::: Entries supplied :::

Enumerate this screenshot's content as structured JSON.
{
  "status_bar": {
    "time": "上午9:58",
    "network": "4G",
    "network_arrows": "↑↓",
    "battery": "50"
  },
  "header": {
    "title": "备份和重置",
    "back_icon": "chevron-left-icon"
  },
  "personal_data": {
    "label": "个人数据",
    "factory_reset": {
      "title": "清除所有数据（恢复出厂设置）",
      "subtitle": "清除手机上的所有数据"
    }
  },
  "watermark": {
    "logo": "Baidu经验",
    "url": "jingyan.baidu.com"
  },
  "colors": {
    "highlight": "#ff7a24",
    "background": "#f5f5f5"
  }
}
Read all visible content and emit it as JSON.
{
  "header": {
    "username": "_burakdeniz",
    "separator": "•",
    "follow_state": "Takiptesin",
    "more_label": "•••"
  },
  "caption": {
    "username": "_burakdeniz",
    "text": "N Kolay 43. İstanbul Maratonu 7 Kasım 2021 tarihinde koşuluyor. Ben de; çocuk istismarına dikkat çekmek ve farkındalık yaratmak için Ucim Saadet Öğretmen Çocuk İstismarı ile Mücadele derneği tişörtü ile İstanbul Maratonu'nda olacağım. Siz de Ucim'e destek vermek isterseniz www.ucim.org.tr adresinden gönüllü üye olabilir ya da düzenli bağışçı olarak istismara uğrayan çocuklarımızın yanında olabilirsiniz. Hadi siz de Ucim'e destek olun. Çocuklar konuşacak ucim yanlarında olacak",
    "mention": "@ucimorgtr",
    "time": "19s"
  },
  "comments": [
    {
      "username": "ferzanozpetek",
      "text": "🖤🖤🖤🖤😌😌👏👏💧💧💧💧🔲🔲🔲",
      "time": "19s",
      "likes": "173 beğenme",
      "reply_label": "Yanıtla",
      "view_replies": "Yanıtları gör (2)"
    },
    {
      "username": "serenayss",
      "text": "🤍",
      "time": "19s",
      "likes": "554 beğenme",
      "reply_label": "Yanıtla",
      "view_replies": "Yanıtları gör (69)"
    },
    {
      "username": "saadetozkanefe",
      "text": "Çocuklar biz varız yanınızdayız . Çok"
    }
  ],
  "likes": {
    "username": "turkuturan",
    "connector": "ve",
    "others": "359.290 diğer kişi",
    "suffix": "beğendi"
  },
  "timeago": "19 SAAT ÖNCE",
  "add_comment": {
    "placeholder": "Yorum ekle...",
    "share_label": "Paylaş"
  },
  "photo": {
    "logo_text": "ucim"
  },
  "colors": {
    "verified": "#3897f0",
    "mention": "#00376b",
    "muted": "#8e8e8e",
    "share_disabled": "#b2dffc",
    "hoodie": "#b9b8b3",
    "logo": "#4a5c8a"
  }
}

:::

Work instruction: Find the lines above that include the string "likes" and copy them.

Solution for this exercise:
      "likes": "173 beğenme",
      "likes": "554 beğenme",
  "likes": {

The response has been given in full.